**Data provided**
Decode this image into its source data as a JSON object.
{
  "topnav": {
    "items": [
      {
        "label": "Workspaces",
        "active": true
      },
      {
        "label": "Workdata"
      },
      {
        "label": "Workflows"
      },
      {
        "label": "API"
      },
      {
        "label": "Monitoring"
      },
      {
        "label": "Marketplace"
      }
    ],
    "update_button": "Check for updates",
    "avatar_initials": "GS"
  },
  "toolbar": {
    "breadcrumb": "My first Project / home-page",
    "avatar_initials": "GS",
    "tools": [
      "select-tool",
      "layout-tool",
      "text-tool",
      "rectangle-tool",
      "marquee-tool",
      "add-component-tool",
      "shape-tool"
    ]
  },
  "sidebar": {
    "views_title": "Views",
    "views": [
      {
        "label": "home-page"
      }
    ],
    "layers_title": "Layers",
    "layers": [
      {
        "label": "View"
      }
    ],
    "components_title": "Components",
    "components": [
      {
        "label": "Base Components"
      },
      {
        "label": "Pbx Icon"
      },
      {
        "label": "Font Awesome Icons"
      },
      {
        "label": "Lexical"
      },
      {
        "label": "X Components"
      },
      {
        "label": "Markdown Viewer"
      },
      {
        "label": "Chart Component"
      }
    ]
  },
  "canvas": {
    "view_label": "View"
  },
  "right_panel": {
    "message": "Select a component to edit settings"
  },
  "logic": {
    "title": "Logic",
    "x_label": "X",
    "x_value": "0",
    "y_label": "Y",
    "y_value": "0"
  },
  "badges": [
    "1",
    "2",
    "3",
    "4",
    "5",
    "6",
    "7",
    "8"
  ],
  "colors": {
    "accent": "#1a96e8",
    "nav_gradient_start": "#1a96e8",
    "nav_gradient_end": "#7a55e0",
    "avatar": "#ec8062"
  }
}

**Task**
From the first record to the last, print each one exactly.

**Exercise response**
Decode this image into its source data as a JSON object.
{
  "topnav": {
    "items": [
      {
        "label": "Workspaces",
        "active": true
      },
      {
        "label": "Workdata"
      },
      {
        "label": "Workflows"
      },
      {
        "label": "API"
      },
      {
        "label": "Monitoring"
      },
      {
        "label": "Marketplace"
      }
    ],
    "update_button": "Check for updates",
    "avatar_initials": "GS"
  },
  "toolbar": {
    "breadcrumb": "My first Project / home-page",
    "avatar_initials": "GS",
    "tools": [
      "select-tool",
      "layout-tool",
      "text-tool",
      "rectangle-tool",
      "marquee-tool",
      "add-component-tool",
      "shape-tool"
    ]
  },
  "sidebar": {
    "views_title": "Views",
    "views": [
      {
        "label": "home-page"
      }
    ],
    "layers_title": "Layers",
    "layers": [
      {
        "label": "View"
      }
    ],
    "components_title": "Components",
    "components": [
      {
        "label": "Base Components"
      },
      {
        "label": "Pbx Icon"
      },
      {
        "label": "Font Awesome Icons"
      },
      {
        "label": "Lexical"
      },
      {
        "label": "X Components"
      },
      {
        "label": "Markdown Viewer"
      },
      {
        "label": "Chart Component"
      }
    ]
  },
  "canvas": {
    "view_label": "View"
  },
  "right_panel": {
    "message": "Select a component to edit settings"
  },
  "logic": {
    "title": "Logic",
    "x_label": "X",
    "x_value": "0",
    "y_label": "Y",
    "y_value": "0"
  },
  "badges": [
    "1",
    "2",
    "3",
    "4",
    "5",
    "6",
    "7",
    "8"
  ],
  "colors": {
    "accent": "#1a96e8",
    "nav_gradient_start": "#1a96e8",
    "nav_gradient_end": "#7a55e0",
    "avatar": "#ec8062"
  }
}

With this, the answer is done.